Aug 13th, 2019
A large majority of voters for Israel’s civil parties, including the Likud, want freedom of marriage, and given the central role that religion/state issues are playing in the current election campaign - We may be closer than ever before to forming a coalition that will finally grant Israelis this fundamental right.
68% of the adult Jewish public in Israel supports Israel recognizing all types of marriage, including civil, Conservative and Reform. Only 50% of the public would have opted for Orthodox marriage ceremonies if freedom of choice in marriage were legally allowed in Israel, and among secular Israelis - only 19%! According to a survey conducted this week by the Smith Polling Institute for Hiddush – For Religious Freedom and Equality for the Jewish holiday of love, Tu b’Av, which will be celebrated this Thursday.

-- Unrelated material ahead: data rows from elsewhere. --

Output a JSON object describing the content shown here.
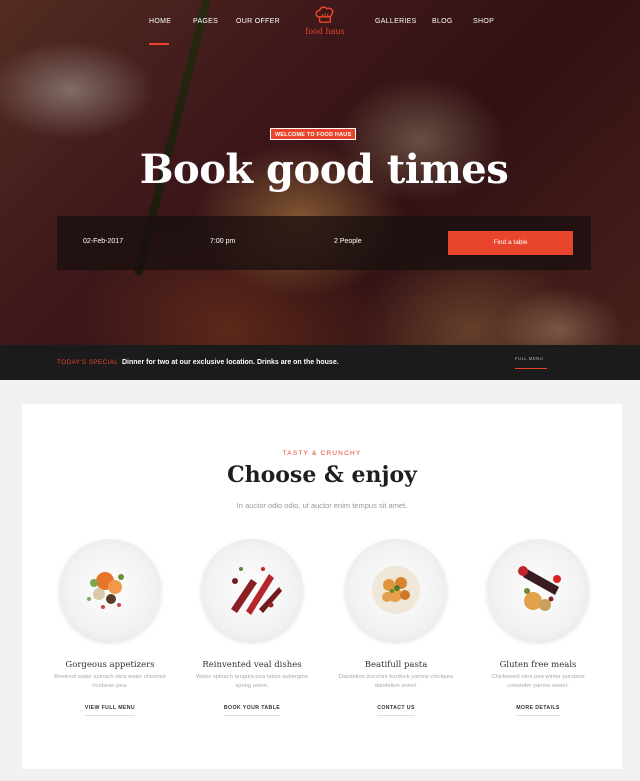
{
  "nav": {
    "items": [
      "HOME",
      "PAGES",
      "OUR OFFER",
      "GALLERIES",
      "BLOG",
      "SHOP"
    ],
    "active": "HOME",
    "logo_text": "food haus",
    "logo_icon": "chef-hat-icon"
  },
  "hero": {
    "badge": "WELCOME TO FOOD HAUS",
    "title": "Book good times"
  },
  "booking": {
    "date": "02-Feb-2017",
    "time": "7:00 pm",
    "people": "2 People",
    "button": "Find a table"
  },
  "special": {
    "label": "TODAY'S SPECIAL",
    "text": "Dinner for two at our exclusive location. Drinks are on the house.",
    "link": "FULL MENU"
  },
  "section": {
    "kicker": "TASTY & CRUNCHY",
    "title": "Choose & enjoy",
    "subtitle": "In auctor odio odio, ut auctor enim tempus sit amet."
  },
  "dishes": [
    {
      "title": "Gorgeous appetizers",
      "desc": "Beetroot water spinach okra water chestnut ricebean pea.",
      "link": "VIEW FULL MENU"
    },
    {
      "title": "Reinvented veal dishes",
      "desc": "Water spinach arugula pea tatsoi aubergine spring onion.",
      "link": "BOOK YOUR TABLE"
    },
    {
      "title": "Beatifull pasta",
      "desc": "Dandelion zucchini burdock yarrow chickpea dandelion sorrel.",
      "link": "CONTACT US"
    },
    {
      "title": "Gluten free meals",
      "desc": "Chickweed okra pea winter purslane coriander yarrow sweet.",
      "link": "MORE DETAILS"
    }
  ],
  "colors": {
    "accent": "#e8452c",
    "dark_bar": "#1b1b1b"
  }
}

Most voters for all of Israel’s civil parties are in support of freedom of choice in marriage: 94% of Blue-&-White voters, 88% - Yisrael Beiteinu, 96% - The Democratic Camp, 92% - Labor-Gesher, and even 60% of Likud voters support marriage freedom in Israel. Among undecided voters - 79% support it.
These findings are in sheer contrast to the reality in which Israel is the only western democracy in the world that denies its citizens freedom of marriage, limiting them to only religious marriages, and in the case of Jews – conducted only by Orthodox rabbis authorized by the Chief Rabbinate. This reality results in hundreds of thousands of citizens not being able to marry at all, and in millions of others being forced to marry in ways that conflict with their beliefs and lifestyles.
The findings of the survey indicated that the announcements of the Blue-&-White, Yisrael Beiteinu, and Democratic Camp parties that they will all move to legislate marriage freedom, are well grounded in the will of their voters, as well as that of the majority of the adult Jewish public. On the other hand, the Likud's commitment to perpetuate the Orthodox monopoly over marriage of Jews in Israel not only flies in the face of the will of the majority of the public, but even goes against the will of most Likud voters.
This year, the Freedom of Marriage Survey is of particular importance. A large majority of voters for the civil parties, including the Likud, want freedom of marriage, and given the central role that religion and state issues are playing in the current election campaign - We may be closer than ever to forming a coalition that will finally grant Israelis this fundamental right, which only Israel, of all the Western democracies in the world, denies its citizens. The absence of marriage freedom not only impacts millions of Israelis, but also drives a wedge between Israel and the mostly non-Orthodox Jewish communities outside Israel, as a direct extension of the “Who is a Jew” conflict, because none of the converts to Judaism converted under the auspices of modern Orthodox or non-Orthodox rabbis, nor the offspring of female converts, are able to legally marry in Israel.
The first question in the survey was: "As of today, marriages and divorces of Jews in Israel are only performed according to Orthodox law. Do you support or oppose Israel recognizing all types of marriage, including Conservative, Reform, or civil marriage?” As mentioned, 68% of those who responded [95% of the sample representing the adult Jewish public] indicated their support. Most of the secular public supports changing the laws of marriage and permitting free choice [89%], as do 77% of the ‘Traditional-not-so-religious’ public, and even 57% of the ‘Traditional-religiously-inclined’ public. On the other hand, only 9% of the ultra-Orthodox public and 23% of the Zionist Orthodox public support this.
The survey also examined the preference of participants in the representative sample, and only 50% responded that they would have preferred an Orthodox marriage if they had been given the choice. In answering the question: "Assuming that all of the following options are legally available and recognized, if you or any of your children want to get married - what framework would you choose for marriage?" 50% of those who responded [88% of the sample] would prefer an Orthodox framework, and 50% would choose an alternative framework [30% - civil marriage; 13% - Conservative or Reform marriage; and 7% - cohabitation without formal marriage].
While 55% of men would prefer Orthodox marriage, not surprisingly - only 45% of women would prefer it. Among the secular public [about 50% of the sample] - only 19% would want an Orthodox marriage, while 52% would prefer civil marriage, 17% - Conservative or Reform, and 11% - cohabitation without formal marriage.
The distribution according to respondents’ voting intentions is of great interest, in light of the fact that the next coalition may be unlike the last, for a civil unity government may be formed that is not beholden to the demands of the religious parties. Such an outcome would render the possibility of civil marriage in Israel feasible. Only 7% of voters for the Democratic Camp would prefer Orthodox marriage if they were free to choose, as well as only 14% of voters for Yisrael Beiteinu, and 29% of Blue-&-White voters and Labor-Gesher voters. 65% of Likud voters would personally prefer to marry in an Orthodox manner, but at the same time 60% of Likud voters support giving the public a choice in how they get married, as opposed to the current reality, in which only Orthodox marriage is legal under Israeli law.
The survey was conducted by the Smith Polling Institute on August 6-11 among 753 people as a representative sample of the adult Jewish population in Israel. Sampling error - ±3.6%.